I would like to begin by acknowledging the traditional custodians of the land on which this event is being held, the Gadigal people of the Eora Nation.
I pay my respects to their Elders past and present, and to First Nations people here today.
I would also like to thank Caroline Wilkie and Danny Broad of the Australasian Railway Association for the opportunity to speak today, and for their ongoing work to promote and support the rail sector.
The Albanese Government has big ambition for Australian manufacturing. To meet the big challenges of our age we will need to actively lift Australia’s economic complexity, and our position in global and regional supply chains to advance our economic and broader security in our region.
No more complacency.
That is why the Albanese Government has a delivered the largest ever peacetime commitment from government to Australian industry:
- $15 billon for the National Reconstruction Fund,
- $20 billion Rewiring the Nation funding,
- $2 billion Hydrogen Headstart program,
- $400 million Industry Growth Program.
Rail manufacturing is at the centre of our vision for the future of Australian manufacturing.
Rail has been at the heart of Australia’s economic and social development since the first steam locomotive was built in Melbourne in the 1854.
Locomotive and carriage workshops in industrial centres across the country continue to build the passenger and freight trains which connect our communities and power our economy.
Regional communities like Newcastle, Ballarat and Maryborough rely upon these workplaces to deliver good jobs, apprenticeships, and commercial opportunities for small and medium businesses to participate in the manufacturing supply chain.
Losing this capability would be a tragedy for Australia.
Decisions to offshore manufacturing have pushed Australia perilously close to reaching an industrial tipping point where this industry is lost forever.
We can, and must, do better.
In coming decades, government and private sector spending on rail projects will exceed $100 billion.
The Albanese Government committed to delivering the National Rail Manufacturing Plan at the last election.
The Plan is an ambitious commitment to build long term domestic industrial capability and help ensure this capability delivers good jobs in our outer suburbs and regions.
Trains designed and built to Australia’s unique conditions will lower costs for government and industry, improve the quality of the commuter experience and lower our national transport emissions.
To deliver this, investments need to be made in a more nationally coordinated way.
A report by the Australasian Railway Association found that taxpayers would have saved $1.85 billion over the last 10 years if state rolling stock contracts had been better coordinated.
In part, this is because rail in Australia has existed largely as a series of independent location-based networks with different rail gauges, signalling systems, rolling stock and technologies.
More recent ARA research has confirmed that a lack of coordination by procurers is costing the rail industry $230 million a year.

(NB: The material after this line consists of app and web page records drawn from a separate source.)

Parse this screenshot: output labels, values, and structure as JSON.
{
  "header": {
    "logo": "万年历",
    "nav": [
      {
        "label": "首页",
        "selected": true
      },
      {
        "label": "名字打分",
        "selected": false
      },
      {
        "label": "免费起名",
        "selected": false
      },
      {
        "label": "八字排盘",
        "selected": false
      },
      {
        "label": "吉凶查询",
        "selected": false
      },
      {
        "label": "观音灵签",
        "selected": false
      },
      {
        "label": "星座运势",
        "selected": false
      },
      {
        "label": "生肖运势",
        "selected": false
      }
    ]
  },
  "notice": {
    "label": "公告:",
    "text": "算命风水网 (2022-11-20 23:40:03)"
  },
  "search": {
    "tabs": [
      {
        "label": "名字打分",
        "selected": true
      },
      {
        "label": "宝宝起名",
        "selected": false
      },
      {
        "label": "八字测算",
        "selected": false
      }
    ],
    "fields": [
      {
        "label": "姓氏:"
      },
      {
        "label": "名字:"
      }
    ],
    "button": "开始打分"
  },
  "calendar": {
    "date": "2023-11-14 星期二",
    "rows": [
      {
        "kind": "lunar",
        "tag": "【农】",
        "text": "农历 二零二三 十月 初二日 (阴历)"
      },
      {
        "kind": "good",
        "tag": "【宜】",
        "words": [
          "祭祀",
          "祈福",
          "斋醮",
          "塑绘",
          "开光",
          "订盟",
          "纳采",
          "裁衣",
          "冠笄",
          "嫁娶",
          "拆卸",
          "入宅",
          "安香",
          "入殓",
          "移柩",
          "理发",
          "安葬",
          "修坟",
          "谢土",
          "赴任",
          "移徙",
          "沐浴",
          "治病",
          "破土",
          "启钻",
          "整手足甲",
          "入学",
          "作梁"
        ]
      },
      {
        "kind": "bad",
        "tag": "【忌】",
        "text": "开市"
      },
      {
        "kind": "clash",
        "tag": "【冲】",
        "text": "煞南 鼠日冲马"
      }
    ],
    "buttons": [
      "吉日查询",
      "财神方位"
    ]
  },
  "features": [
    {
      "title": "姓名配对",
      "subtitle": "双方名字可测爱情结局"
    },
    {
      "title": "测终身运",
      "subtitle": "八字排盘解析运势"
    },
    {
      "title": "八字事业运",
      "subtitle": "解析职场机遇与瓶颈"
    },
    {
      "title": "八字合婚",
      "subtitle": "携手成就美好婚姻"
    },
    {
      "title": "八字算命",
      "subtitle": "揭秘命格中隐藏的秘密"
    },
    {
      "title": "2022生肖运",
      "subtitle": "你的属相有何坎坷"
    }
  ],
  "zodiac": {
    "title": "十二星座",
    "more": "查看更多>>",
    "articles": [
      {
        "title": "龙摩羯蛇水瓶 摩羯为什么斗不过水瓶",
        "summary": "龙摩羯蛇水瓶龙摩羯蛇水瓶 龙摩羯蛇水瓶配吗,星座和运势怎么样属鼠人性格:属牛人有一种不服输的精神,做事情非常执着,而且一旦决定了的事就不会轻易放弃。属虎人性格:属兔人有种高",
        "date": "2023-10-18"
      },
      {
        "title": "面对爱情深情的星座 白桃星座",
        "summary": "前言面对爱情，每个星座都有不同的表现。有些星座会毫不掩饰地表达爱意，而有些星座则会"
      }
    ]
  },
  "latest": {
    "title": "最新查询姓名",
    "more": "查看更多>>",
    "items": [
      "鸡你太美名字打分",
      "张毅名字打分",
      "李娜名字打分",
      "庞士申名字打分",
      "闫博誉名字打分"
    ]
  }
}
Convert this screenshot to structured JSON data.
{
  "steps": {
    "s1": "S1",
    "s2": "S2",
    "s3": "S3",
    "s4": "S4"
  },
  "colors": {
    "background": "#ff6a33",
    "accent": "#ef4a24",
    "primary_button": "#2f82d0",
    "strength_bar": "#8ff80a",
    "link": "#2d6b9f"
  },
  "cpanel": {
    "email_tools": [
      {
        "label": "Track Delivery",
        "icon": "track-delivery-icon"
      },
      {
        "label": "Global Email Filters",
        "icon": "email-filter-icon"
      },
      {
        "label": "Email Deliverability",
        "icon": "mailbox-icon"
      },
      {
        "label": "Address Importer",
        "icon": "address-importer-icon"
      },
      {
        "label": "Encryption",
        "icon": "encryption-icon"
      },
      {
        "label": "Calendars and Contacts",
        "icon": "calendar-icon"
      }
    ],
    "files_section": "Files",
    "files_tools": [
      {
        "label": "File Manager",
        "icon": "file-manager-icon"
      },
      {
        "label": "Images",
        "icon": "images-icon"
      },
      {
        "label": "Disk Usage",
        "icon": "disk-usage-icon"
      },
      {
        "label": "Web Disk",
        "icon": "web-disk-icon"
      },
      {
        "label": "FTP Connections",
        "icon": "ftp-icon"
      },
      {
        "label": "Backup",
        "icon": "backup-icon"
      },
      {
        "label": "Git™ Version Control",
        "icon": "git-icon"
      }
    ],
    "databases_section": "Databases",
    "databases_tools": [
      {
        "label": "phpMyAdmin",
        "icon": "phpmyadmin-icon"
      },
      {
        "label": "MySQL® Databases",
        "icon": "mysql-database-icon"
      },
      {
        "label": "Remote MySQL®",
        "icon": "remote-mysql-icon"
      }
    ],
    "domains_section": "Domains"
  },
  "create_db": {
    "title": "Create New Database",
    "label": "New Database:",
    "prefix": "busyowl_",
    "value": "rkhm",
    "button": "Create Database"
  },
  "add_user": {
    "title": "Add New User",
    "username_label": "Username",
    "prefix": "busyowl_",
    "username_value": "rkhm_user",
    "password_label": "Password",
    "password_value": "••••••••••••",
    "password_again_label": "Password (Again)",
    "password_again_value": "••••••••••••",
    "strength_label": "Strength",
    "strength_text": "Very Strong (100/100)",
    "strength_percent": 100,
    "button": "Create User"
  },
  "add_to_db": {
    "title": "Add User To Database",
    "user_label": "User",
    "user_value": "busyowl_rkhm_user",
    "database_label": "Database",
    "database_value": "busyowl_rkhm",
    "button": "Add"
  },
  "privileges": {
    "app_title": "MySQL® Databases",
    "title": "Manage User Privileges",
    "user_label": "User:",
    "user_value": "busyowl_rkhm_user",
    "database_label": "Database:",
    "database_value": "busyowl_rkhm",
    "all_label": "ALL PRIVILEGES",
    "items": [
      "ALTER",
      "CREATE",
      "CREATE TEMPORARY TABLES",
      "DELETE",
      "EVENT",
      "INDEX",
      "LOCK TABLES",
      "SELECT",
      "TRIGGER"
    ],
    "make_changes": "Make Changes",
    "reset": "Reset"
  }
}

Today, I am pleased to launch the cornerstone of our National Rail Manufacturing Plan – the National Rail Procurement and Manufacturing Strategy.
This strategy sets out six pillars of action the Government, in partnership with states and territories, will undertake over the next few years.
- Developing a nationally coordinated approach to rolling stock procurement
- Harmonising standards for manufacturing rolling stock
- Adopting a national local content approach
- Maximising opportunities for freight and heavy haul rail manufacturing
- Improving research and innovation outcomes in the rail sector
- Establishing the foundation for good jobs and rewarding careers in rail manufacturing
The Government is determined to start delivering on these actions immediately. For example, under Pillar 1, we will publish a national rolling stock procurement pipeline in the first half of next year.
Greater transparency of the national rail procurement pipeline is the first step in achieving more coordinated procurement and will enable industry to begin making investment decisions about long term infrastructure, facilities and workforce capability.
Over time, this will provide the economies of scale required for Australian rail manufacturing to become more competitive in international supply chains.
A significant number of you here today have helped shape the strategy’s development and I thank you for your contribution.
I would also like to thank each state and territory government, Jacqui Walters, the National Rail Manufacturing Advocate, and the Rail Industry Innovation Council, for their contributions to this high-quality strategy.
I look forward to continuing to work with you all to deliver a future made in Australia – with more good jobs, and locally made passenger and freight rolling stock, with lower emissions and a better commuter experience.